[Stored items from a collection]

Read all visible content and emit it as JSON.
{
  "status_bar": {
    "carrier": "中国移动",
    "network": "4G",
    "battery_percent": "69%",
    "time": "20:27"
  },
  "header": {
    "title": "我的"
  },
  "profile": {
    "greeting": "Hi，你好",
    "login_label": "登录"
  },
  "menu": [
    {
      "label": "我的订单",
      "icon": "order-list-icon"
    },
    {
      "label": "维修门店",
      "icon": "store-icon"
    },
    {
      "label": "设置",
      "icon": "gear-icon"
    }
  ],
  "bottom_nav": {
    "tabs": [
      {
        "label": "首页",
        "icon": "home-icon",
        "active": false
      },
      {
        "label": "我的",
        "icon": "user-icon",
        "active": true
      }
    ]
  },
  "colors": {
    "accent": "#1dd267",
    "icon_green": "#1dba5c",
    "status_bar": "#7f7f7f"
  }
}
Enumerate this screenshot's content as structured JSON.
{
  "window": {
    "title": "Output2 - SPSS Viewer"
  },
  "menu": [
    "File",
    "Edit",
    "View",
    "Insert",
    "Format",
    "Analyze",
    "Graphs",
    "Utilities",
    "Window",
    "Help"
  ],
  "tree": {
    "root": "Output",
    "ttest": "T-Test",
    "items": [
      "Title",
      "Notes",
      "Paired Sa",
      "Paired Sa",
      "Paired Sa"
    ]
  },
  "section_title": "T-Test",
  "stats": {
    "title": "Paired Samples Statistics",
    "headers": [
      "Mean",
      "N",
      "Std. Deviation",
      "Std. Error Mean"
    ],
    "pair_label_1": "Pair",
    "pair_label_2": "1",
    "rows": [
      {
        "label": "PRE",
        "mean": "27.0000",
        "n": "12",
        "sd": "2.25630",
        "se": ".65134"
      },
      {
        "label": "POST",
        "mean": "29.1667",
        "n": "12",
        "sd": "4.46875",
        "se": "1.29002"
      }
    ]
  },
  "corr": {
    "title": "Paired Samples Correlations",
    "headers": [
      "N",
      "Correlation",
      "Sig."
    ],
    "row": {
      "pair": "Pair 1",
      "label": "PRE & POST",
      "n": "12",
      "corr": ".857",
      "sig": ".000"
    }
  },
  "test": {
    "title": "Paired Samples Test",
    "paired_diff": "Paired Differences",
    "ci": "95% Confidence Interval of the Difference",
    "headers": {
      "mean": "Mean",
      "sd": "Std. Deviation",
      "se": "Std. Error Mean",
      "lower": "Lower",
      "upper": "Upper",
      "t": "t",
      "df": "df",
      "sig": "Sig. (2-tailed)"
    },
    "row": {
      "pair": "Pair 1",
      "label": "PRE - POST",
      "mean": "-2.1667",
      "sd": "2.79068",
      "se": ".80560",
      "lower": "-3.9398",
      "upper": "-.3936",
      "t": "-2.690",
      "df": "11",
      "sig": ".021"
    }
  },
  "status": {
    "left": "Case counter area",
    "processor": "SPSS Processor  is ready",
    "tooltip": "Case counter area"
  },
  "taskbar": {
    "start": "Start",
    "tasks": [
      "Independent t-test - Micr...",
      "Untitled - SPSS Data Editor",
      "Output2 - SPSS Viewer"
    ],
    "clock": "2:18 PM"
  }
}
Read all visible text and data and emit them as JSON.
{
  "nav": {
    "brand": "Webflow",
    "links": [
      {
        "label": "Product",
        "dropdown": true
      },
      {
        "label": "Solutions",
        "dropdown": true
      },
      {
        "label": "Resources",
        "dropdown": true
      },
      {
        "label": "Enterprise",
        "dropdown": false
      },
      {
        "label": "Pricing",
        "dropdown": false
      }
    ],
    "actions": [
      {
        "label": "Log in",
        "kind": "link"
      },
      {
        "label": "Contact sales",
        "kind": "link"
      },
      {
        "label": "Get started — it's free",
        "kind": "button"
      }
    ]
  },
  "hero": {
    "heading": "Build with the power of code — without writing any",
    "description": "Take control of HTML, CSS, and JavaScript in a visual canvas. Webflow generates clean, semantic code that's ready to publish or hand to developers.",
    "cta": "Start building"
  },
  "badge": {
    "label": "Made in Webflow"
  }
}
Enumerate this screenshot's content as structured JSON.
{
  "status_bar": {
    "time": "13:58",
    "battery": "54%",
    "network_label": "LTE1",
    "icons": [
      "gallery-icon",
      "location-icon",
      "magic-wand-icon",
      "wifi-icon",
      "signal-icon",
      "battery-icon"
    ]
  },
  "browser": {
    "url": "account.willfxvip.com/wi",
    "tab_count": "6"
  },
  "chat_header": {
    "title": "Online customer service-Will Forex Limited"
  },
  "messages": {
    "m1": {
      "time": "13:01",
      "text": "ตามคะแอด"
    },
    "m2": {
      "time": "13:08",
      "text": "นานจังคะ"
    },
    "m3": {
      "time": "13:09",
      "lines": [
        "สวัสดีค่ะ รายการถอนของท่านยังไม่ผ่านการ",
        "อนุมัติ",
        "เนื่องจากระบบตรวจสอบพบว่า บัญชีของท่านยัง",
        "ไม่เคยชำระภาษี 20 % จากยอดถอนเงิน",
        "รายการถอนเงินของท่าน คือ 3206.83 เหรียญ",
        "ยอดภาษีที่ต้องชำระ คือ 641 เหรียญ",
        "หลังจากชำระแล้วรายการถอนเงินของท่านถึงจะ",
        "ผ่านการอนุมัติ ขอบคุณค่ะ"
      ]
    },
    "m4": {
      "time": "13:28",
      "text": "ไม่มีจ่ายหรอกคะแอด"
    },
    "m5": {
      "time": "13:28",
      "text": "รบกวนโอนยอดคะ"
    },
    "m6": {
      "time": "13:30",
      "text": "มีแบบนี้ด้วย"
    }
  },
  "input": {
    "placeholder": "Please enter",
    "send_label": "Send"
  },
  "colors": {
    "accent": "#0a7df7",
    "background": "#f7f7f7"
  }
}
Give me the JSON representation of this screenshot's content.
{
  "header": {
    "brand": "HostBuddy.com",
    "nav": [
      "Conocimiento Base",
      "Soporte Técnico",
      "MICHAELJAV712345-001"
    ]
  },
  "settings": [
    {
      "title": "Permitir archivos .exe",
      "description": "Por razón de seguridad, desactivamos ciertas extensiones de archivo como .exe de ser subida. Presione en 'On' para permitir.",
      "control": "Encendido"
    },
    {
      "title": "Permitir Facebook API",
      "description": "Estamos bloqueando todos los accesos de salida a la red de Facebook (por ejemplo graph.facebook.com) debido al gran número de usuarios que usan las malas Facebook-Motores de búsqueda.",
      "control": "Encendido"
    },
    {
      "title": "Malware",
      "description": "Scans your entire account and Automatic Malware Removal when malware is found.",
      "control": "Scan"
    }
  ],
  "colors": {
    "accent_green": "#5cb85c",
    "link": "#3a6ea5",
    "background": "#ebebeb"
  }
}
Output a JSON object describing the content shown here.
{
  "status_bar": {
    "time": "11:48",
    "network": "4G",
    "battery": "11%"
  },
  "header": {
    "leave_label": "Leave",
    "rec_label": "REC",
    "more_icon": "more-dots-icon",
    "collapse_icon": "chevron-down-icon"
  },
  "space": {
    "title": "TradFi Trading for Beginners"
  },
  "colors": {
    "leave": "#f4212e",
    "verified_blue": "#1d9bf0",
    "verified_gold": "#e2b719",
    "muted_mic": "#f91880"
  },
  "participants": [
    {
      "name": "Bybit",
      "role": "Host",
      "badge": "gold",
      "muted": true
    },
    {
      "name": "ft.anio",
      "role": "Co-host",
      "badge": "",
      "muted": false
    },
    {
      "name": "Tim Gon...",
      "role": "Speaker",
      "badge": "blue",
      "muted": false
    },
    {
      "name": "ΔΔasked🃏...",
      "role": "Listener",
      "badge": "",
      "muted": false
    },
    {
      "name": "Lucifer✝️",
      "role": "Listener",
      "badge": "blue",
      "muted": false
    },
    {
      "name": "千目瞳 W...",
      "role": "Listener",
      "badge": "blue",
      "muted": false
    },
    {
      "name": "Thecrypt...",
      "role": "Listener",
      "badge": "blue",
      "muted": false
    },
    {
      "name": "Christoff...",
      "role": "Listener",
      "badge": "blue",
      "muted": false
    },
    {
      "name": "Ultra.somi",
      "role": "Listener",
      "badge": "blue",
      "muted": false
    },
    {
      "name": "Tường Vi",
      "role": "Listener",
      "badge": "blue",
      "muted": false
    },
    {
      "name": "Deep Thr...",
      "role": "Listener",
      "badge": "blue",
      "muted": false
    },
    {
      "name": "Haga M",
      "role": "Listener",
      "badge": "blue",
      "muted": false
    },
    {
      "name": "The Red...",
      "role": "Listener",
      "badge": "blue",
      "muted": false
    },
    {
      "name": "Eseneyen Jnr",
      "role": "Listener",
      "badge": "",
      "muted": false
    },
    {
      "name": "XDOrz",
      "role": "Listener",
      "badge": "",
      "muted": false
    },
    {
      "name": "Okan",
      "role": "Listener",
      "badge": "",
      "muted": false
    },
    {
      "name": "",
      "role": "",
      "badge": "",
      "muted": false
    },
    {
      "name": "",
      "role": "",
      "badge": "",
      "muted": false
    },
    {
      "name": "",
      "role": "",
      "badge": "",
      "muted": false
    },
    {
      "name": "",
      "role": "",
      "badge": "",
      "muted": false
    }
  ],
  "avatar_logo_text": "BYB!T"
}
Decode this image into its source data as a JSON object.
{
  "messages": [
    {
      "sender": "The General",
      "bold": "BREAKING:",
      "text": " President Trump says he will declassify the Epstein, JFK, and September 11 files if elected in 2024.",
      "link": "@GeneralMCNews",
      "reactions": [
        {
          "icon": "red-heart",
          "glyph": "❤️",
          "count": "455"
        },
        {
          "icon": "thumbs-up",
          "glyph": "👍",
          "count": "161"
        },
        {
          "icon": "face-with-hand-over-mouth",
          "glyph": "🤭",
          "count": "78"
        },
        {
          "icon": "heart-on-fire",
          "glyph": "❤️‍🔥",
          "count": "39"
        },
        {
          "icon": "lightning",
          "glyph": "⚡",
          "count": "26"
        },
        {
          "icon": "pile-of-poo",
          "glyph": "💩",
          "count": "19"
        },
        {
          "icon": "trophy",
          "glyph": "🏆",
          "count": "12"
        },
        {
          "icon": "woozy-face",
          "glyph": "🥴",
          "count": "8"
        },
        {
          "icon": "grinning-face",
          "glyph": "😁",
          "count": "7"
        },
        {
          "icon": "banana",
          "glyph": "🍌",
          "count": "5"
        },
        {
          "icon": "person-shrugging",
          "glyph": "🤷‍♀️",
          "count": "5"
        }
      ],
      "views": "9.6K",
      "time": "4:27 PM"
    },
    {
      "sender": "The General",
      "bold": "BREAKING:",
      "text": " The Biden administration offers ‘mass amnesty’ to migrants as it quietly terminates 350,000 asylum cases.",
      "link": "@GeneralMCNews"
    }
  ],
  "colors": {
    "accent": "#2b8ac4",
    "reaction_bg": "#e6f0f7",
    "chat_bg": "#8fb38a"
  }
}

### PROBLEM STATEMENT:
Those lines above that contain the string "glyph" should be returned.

### WRITTEN REPLY:
          "glyph": "❤️",
          "glyph": "👍",
          "glyph": "🤭",
          "glyph": "❤️‍🔥",
          "glyph": "⚡",
          "glyph": "💩",
          "glyph": "🏆",
          "glyph": "🥴",
          "glyph": "😁",
          "glyph": "🍌",
          "glyph": "🤷‍♀️",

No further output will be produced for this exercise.